Warning the public and physicians against careless opioid use would have been a great educational service provided by Pharma. But don’t hold your breath that it will ever occur – unless forced by regulators. Pharma will, on its own, hype tiny benefits of its pills and hide major adverse effects. Its sole loyalty is to shareholders and executive bonuses – it’s attitude toward patients is cynical and callous.

opioids and the opioid epidemic as it relates to big pharmaWe need to treat Big Pharma as we treated Big Tobacco – an industry detrimental to public health that badly needs taming. Smoking was reduced by two-thirds in twenty-five years when sexy cigarette ads were banned and replaced with discouraging ads depicting cancer patients struggling for every breath.

The opioid epidemic could be tamed by a similar total push effort at physician and public education. We should claw back some of the blood money Pharma has earned promoting a deadly product so it can be used to treat existing sufferers and prevent unnecessary future addictions.

There are only two countries in the entire world that allow drug company sales pitches aimed directly to consumers – the US and New Zealand. Every other developed country recognizes the public health risk of letting Pharma mislead the public with “education” that most often is dangerous and one-sided misinformation.

Pharma has free reign in the US because it’s enormous financial power buys enormous influence among politicians and results in toothless regulation. Its specious claim of “free speech” needs to be tempered by the more compelling claims of public welfare.
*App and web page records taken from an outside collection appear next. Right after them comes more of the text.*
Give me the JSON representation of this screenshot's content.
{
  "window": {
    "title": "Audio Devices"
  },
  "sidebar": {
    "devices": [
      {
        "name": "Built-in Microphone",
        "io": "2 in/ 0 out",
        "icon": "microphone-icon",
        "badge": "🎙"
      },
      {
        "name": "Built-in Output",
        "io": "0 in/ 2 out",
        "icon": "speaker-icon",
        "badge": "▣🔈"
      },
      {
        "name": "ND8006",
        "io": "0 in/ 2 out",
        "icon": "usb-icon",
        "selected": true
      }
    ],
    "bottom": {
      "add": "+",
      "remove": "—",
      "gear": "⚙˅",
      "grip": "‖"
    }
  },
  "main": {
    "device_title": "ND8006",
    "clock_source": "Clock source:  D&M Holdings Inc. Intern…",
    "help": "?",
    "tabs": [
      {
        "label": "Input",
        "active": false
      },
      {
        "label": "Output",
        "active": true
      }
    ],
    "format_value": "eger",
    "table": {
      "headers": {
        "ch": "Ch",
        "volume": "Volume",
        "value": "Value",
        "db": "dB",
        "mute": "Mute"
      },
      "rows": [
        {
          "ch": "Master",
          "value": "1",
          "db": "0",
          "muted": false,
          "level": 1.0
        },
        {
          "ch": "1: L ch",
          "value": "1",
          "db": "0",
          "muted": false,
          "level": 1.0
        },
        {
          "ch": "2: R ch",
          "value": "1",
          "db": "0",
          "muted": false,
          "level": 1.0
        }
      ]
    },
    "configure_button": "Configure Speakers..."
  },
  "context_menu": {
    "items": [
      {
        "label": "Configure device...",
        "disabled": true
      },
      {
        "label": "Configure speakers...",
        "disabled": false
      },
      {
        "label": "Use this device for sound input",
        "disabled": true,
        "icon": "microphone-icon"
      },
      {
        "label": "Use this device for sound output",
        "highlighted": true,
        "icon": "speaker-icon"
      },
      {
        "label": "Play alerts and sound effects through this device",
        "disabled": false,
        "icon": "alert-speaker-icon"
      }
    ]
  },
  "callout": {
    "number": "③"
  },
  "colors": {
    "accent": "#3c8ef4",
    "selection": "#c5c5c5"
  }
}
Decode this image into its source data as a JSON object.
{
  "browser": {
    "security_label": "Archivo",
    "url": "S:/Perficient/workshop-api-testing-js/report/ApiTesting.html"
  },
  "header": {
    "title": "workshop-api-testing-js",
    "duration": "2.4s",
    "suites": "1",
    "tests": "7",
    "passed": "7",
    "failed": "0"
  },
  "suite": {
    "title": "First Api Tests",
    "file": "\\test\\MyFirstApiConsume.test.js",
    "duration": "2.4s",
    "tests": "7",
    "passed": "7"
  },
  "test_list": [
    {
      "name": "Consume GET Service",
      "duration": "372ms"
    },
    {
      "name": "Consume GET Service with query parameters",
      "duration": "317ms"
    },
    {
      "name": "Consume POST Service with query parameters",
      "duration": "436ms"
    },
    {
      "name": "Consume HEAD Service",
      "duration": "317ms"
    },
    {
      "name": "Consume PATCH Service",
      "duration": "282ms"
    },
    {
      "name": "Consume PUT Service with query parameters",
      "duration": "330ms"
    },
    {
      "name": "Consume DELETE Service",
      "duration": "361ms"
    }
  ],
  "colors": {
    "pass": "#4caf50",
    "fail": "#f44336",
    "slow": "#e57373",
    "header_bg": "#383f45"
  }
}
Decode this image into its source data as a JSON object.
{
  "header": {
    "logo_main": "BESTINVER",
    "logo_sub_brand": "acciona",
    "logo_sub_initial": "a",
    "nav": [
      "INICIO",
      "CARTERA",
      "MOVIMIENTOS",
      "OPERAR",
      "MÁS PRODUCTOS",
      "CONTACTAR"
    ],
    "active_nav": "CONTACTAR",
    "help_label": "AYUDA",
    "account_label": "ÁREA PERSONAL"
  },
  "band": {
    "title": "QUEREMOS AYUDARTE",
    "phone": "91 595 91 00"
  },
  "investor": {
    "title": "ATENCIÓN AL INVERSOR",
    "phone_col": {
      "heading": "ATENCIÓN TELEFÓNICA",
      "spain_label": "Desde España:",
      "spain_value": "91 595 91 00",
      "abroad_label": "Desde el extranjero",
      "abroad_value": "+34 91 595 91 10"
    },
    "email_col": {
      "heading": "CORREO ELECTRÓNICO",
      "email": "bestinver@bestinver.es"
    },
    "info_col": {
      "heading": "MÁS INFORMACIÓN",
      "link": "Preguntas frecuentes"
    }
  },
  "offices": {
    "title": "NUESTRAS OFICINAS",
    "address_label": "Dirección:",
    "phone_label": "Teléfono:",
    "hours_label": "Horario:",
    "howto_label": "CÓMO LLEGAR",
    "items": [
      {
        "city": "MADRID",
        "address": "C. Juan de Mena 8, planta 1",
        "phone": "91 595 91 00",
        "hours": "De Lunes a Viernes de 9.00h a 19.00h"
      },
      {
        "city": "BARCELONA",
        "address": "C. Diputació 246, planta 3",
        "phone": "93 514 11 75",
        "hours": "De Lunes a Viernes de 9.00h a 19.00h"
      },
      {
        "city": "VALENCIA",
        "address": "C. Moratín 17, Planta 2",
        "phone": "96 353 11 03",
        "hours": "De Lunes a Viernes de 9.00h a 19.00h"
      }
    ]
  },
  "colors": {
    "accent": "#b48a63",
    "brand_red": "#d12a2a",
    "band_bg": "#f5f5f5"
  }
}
And things are about to get worse when, as seems likely, Pharma wins the right to advertise even off label drug uses that have no scientific foundation.

The main hope for taming Pharma is the increasing media attention and public outrage caused by Pharma’s obscene greed and indifference to public health. Politicians let Big Tobacco get away with murder for decades and will, left to themselves, do the same for Big Pharma. Only when they come to fear their constituents more than drug company lobbyists will the public be spared Pharma’s depredations.

Obvious steps forward would include:

  • Ending all direct-to-consumer drug advertising
  • Requiring signed informed consent for all prescriptions
  • Allowing negotiation of drug prices
  • Stiffening the resolve and powers of the FDA so that it becomes a real regulator

Politicians are meant to protect the public, not the special interests promoted by drug companies. It is long past time they do their job.

Images Courtesy of iStock